My son was complaining the other day about a group project for school in which he ended up doing most of the work himself, and the other members of his team contributed either very little or nothing at all. I explained that he had collided with the “Eighty-Twenty Rule.” This is a rule of thumb that seems to apply to any kind of group project – for school, for work, or for other organizations:
Eighty percent of the work is done by twenty percent of the people.
The rule is actually a mild misapplication of a mathematical law known as the Pareto Principle (go ahead, google it), which does govern many phenomena in nature and in human affairs. As an observation about people, I think it has some validity.
My advice to my son was this: Be the Twenty. Cultivate those habits of mind that characterize the twenty percent. Conscientiousness, attention to detail, willingness to work long hours. Getting credit for your efforts is nice, but excellence is your goal. When a task needs to be performed, you’ll answer the call, roll up your sleeves, and get it done, perhaps inspiring others by your quiet example. In times of urgent need, those around you will know who they can rely on, who they can always turn to for capable leadership.
Be the Twenty. Because you now know about the Eighty-Twenty Rule, you’ll expect it to happen, and it will not surprise you. Therefore you will not let it upset you if sometimes you carry more of the burden on your shoulders. Instead – revel in it; seize upon the opportunity to serve and to shine. By accepting that there will always be Eighties, you will also then waste no energy feeling resentment or bitterness toward them; no personal relations will be tainted by such negativity. You will need to grow a big heart in order to accomplish this.

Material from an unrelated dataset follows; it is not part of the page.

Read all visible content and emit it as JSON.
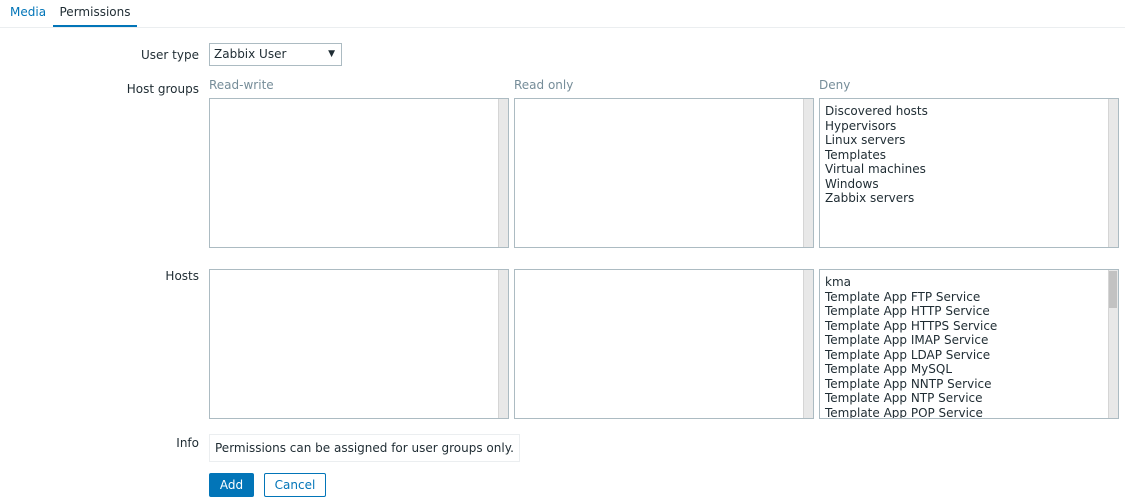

Be the Twenty. Those in the twenty percent will go on to thrive and prosper in college, in military service, in the workplace, and in all things. You will become the leaders, innovators, and visionaries for the next generation. And when you are my age, you will be able to look back with satisfaction at a life well led.